# Task material:
---------------

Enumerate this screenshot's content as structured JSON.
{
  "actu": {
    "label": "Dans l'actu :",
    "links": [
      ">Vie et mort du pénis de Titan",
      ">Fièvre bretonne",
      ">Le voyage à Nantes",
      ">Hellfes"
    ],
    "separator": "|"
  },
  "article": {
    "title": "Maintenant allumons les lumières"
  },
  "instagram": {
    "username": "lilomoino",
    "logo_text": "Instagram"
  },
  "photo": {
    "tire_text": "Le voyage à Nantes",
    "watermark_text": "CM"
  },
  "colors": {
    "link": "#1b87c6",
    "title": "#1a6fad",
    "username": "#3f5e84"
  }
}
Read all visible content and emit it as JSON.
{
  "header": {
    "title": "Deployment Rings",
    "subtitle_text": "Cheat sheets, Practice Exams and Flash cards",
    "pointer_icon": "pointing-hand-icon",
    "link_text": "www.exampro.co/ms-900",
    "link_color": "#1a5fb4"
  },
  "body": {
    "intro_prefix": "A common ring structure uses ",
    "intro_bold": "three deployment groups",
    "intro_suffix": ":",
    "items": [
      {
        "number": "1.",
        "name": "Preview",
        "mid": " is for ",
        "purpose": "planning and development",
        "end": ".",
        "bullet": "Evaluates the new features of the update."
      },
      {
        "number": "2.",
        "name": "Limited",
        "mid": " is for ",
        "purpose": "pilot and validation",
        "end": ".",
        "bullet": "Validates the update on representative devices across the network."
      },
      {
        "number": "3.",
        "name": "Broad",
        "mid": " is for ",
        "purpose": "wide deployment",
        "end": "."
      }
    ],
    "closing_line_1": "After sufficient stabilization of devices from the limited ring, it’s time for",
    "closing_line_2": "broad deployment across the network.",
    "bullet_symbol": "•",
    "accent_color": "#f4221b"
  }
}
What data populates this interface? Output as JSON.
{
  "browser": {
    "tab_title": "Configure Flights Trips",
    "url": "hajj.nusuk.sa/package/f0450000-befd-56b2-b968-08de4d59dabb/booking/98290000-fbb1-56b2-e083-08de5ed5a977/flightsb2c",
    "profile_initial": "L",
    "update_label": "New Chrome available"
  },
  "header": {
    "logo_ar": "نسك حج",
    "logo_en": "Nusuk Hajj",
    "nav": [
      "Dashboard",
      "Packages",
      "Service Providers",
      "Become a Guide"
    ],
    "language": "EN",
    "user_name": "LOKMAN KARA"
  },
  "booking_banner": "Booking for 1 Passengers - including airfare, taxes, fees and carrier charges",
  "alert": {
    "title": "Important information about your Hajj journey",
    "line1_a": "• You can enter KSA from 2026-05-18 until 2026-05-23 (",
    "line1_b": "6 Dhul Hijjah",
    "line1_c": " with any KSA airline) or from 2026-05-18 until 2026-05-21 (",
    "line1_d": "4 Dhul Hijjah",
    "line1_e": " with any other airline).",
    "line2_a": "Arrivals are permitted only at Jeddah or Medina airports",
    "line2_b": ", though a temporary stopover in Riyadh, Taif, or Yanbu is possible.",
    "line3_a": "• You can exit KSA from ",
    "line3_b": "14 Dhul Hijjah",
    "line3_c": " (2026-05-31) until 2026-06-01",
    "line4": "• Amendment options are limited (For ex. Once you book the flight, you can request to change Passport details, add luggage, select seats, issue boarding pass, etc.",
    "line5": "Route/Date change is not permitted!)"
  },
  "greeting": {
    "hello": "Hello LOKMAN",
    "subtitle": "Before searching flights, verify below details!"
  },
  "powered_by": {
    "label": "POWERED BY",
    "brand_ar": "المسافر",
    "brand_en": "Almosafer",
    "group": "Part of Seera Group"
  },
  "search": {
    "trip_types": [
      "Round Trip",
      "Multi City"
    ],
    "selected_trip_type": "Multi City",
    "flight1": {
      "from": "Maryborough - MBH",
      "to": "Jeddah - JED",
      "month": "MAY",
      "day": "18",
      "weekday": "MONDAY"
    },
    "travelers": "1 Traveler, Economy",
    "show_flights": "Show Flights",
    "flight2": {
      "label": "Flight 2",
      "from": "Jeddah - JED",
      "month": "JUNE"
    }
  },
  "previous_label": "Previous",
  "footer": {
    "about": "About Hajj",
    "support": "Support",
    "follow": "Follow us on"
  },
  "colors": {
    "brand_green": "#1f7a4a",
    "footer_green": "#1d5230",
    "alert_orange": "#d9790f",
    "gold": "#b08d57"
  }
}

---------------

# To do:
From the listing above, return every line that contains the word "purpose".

# Response to the exercise:
        "purpose": "planning and development",
        "purpose": "pilot and validation",
        "purpose": "wide deployment",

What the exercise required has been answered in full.